Component data from apps and pages:
____________________
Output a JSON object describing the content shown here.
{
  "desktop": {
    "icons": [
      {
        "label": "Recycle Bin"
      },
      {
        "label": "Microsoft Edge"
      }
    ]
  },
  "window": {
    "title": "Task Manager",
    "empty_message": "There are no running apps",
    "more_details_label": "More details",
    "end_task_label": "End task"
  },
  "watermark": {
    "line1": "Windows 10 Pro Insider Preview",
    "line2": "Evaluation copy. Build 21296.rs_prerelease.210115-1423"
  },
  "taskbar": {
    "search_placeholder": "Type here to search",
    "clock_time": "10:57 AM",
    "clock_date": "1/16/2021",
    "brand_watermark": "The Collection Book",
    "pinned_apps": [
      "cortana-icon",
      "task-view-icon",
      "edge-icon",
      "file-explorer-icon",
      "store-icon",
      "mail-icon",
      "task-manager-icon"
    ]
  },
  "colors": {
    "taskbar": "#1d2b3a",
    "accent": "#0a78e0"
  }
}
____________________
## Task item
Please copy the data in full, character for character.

## Task answer
Output a JSON object describing the content shown here.
{
  "desktop": {
    "icons": [
      {
        "label": "Recycle Bin"
      },
      {
        "label": "Microsoft Edge"
      }
    ]
  },
  "window": {
    "title": "Task Manager",
    "empty_message": "There are no running apps",
    "more_details_label": "More details",
    "end_task_label": "End task"
  },
  "watermark": {
    "line1": "Windows 10 Pro Insider Preview",
    "line2": "Evaluation copy. Build 21296.rs_prerelease.210115-1423"
  },
  "taskbar": {
    "search_placeholder": "Type here to search",
    "clock_time": "10:57 AM",
    "clock_date": "1/16/2021",
    "brand_watermark": "The Collection Book",
    "pinned_apps": [
      "cortana-icon",
      "task-view-icon",
      "edge-icon",
      "file-explorer-icon",
      "store-icon",
      "mail-icon",
      "task-manager-icon"
    ]
  },
  "colors": {
    "taskbar": "#1d2b3a",
    "accent": "#0a78e0"
  }
}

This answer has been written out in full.